How Madoff really did what he did

A special trustee, investigators and hundreds of reporters are delving deep into the mess that Madoff made.  They all promise to unravel the genius behind the elegantly sophisticated scheme that blind-sided and essentially robbed thousands of investors and millions of their benefactors of retirement, inheritance and charity dollars.  Unfortunately the fascination to understand and expose the scheme is ignoring a fundamental component of how he was able to pull it off: people.

Yes, people.  What fascinates me is not so much Madoff’s genius at masterminding and sustaining his con for so long, but the utter lack of competence on the part of authorities to expose him and the enormous power of endorsement.  Without the people in the SEC and other regulatory bodies doing their jobs and without people giving Madoff their money, none of his scheme was possible – or at the very minimum it would have been exposed years ago and billions of dollars earlier.  So while the media, investors, and the government are fixated on finding out what he did, few people seem to be interested in the real how and why. 

The how comes down to human behavior. The why relates to personal values.  Without understanding the how and why, someone else is already insidiously attracting investors and followers and taking them down a very dark path.

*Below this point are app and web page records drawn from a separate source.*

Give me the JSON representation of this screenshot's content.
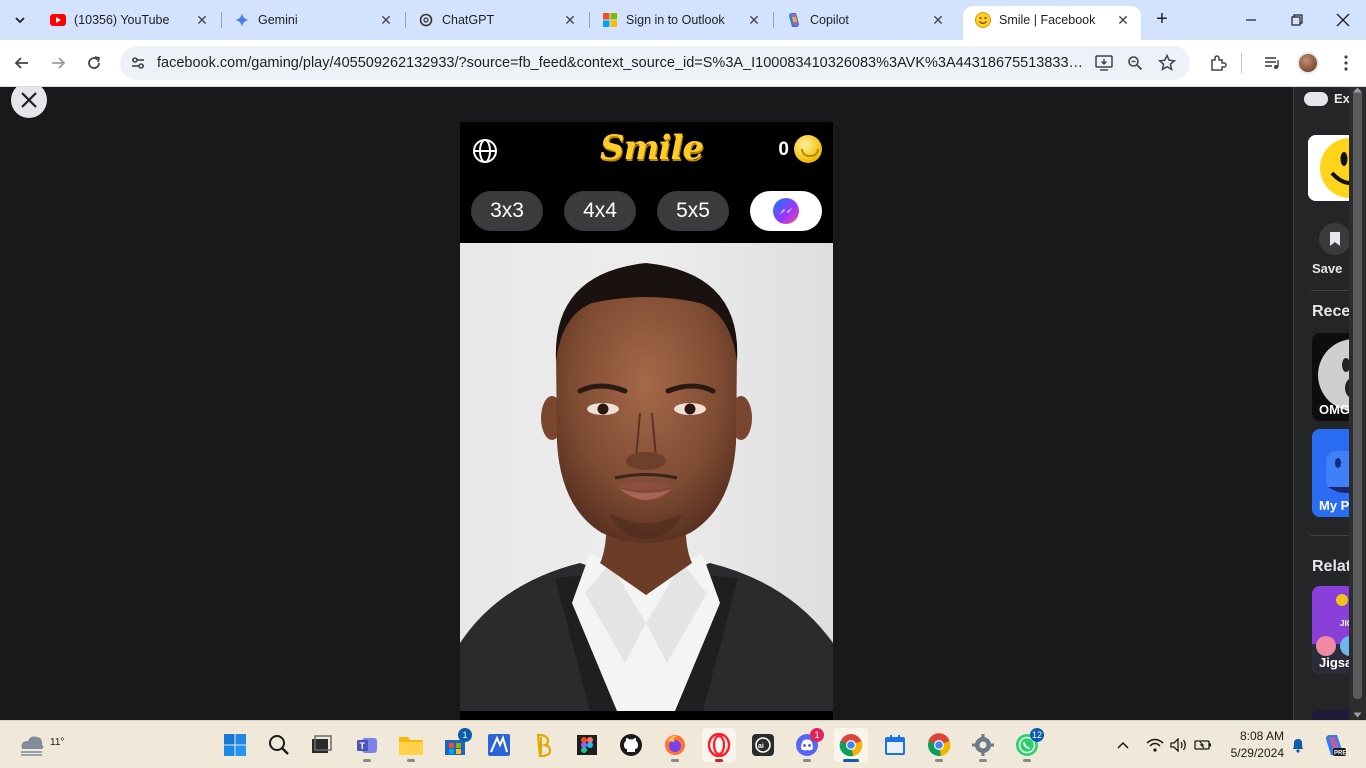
{
  "browser": {
    "tabs": [
      {
        "title": "(10356) YouTube",
        "icon": "youtube-icon",
        "active": false
      },
      {
        "title": "Gemini",
        "icon": "gemini-icon",
        "active": false
      },
      {
        "title": "ChatGPT",
        "icon": "chatgpt-icon",
        "active": false
      },
      {
        "title": "Sign in to Outlook",
        "icon": "microsoft-icon",
        "active": false
      },
      {
        "title": "Copilot",
        "icon": "copilot-icon",
        "active": false
      },
      {
        "title": "Smile | Facebook",
        "icon": "smile-emoji-icon",
        "active": true
      }
    ],
    "url": "facebook.com/gaming/play/405509262132933/?source=fb_feed&context_source_id=S%3A_I100083410326083%3AVK%3A443186755138332&conte..."
  },
  "game": {
    "logo": "Smile",
    "coins": "0",
    "modes": [
      "3x3",
      "4x4",
      "5x5"
    ],
    "share_icon": "messenger-icon"
  },
  "sidebar": {
    "exit_label": "Exi",
    "save_label": "Save",
    "recent_heading": "Recen",
    "recent_games": [
      {
        "label": "OMG"
      },
      {
        "label": "My P"
      }
    ],
    "related_heading": "Relate",
    "related_games": [
      {
        "label": "Jigsa",
        "art_text": "JIGSAW PUZZ"
      }
    ]
  },
  "taskbar": {
    "weather_temp": "11°",
    "apps": [
      {
        "name": "start",
        "icon": "windows-start-icon"
      },
      {
        "name": "search",
        "icon": "search-icon"
      },
      {
        "name": "task-view",
        "icon": "task-view-icon"
      },
      {
        "name": "teams",
        "icon": "teams-icon"
      },
      {
        "name": "file-explorer",
        "icon": "folder-icon"
      },
      {
        "name": "store",
        "icon": "store-icon",
        "badge": "1"
      },
      {
        "name": "app-blue",
        "icon": "blue-app-icon"
      },
      {
        "name": "app-yellow",
        "icon": "yellow-app-icon"
      },
      {
        "name": "figma",
        "icon": "figma-icon"
      },
      {
        "name": "github",
        "icon": "github-icon"
      },
      {
        "name": "firefox",
        "icon": "firefox-icon"
      },
      {
        "name": "opera",
        "icon": "opera-icon"
      },
      {
        "name": "app-dark",
        "icon": "dark-app-icon"
      },
      {
        "name": "discord",
        "icon": "discord-icon",
        "badge": "1"
      },
      {
        "name": "chrome",
        "icon": "chrome-icon"
      },
      {
        "name": "calendar",
        "icon": "calendar-icon"
      },
      {
        "name": "chrome-profile",
        "icon": "chrome-profile-icon"
      },
      {
        "name": "settings",
        "icon": "settings-icon"
      },
      {
        "name": "whatsapp",
        "icon": "whatsapp-icon",
        "badge": "12"
      }
    ],
    "time": "8:08 AM",
    "date": "5/29/2024"
  },
  "colors": {
    "page_bg": "#18191a",
    "tab_strip": "#d3e3fd",
    "logo_yellow": "#ffcc29",
    "mode_button": "#3a3b3c",
    "taskbar": "#f0e8d8"
  }
}
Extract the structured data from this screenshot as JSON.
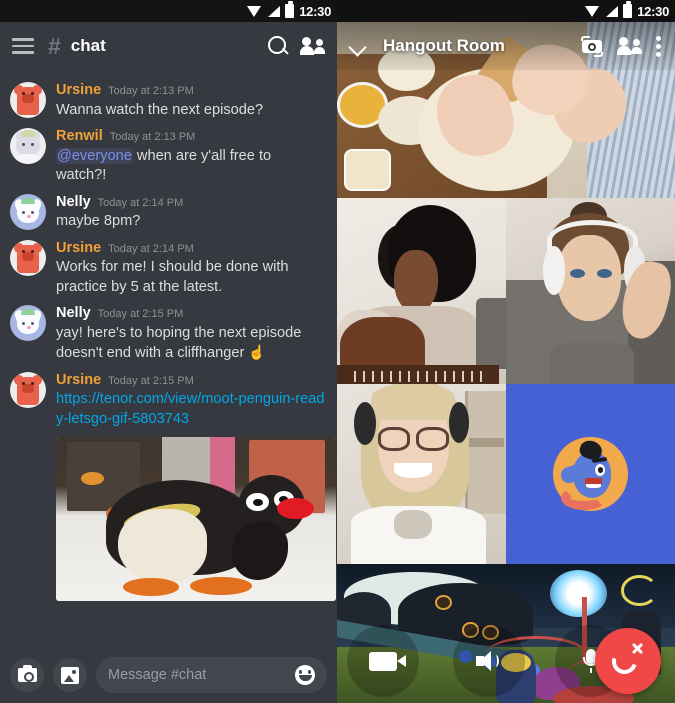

While it is naïve to say that personality tests could be used to uncover gullible tendencies or to uncover people not competent enough to differentiate truth from fiction, the truth is they can tell a lot.

For example, let’s talk about trust.  We can’t measure trust but we can measure traits that make people more trusting or skeptical.  People tend to trust people like themselves. 

“If everyone else is doing it,” one might think, “everyone can’t be wrong.”   Oh, really! 

At a very fundamental level, people tend to trust people more readily who share similar behavioral styles.  People who share similar values also develop a special bond.  If you then overlay these values with a tendency to be eternal optimists but lack a sense of curiosity, the susceptibility to be duped increases exponentially. Add a dash of impulsiveness to the mix and it’s easy to see how smart people can be hijacked without much effort.

Likewise individuals with a profound need to know and a bit of distrust might avoid becoming victims, not based on their intellect and wisdom but merely by personality.  The highly systematic, calculating, and curious mind  – the dutiful doubter – might force one to think twice or even three times before saying yes.  They are thinking, "the answer is no until you can convince me otherwise."

But let’s add another layer to this.  Even if you have the ‘right’ personality to make good decisions, you might not have the ability to understand and process all the information, especially if the situation is new and complicated.  It’s also important to be aware about you don't know, not just accept at face value what you do know. In the Madoff case, it’s what people didn’t know that got them caught in his web.

Even more powerful than behavior and personality is values. One way to think about values is in terms of means and ends. Values act as filters through which our deliberation is reduced and choices are made.

Values do not in and of themselves determine what is good or what is bad but provide a standard for individuals to decide what is better or best for him or her.

There are two types of values: means and ends. End values are beliefs about the kinds of goals or outcomes that are worth trying to pursue. Means values are beliefs about the types of behaviors that are appropriate for reaching goals. Mean values are often focused on the greater good (social) or personal (self-preservation).

Each person has a unique combination of means and end values that are used constantly to sort experiences and make future choices. It is clear from the explanations and excuses emanating from the mouths of duped investors how they became Madoff victims. Despite a growing suspicion about the high rates of returns, the ends for many of the investors justified the means. For those ends-driven people who also just happened to be less curious and more influenced by people of similar style and interests, the ugly outcome was predictable and inevitable.

Many of the charities on the other hand were blind-sided too by their social-driven means value. They accepted the unrealistic high rates of return as an end to meet their means. 

This failure to understand means AND ends obviously has ended badly for many.

Understanding how Madoff concocted his scheme is intellectually challenging but it will do nothing to prevent another travesty unless individuals accept some responsibility to understanding how he or she makes a decision. 

For parents, spouses and friends, it’s a personal obligation. For employers, it’s bottom-line critical.


Ira S Wolfe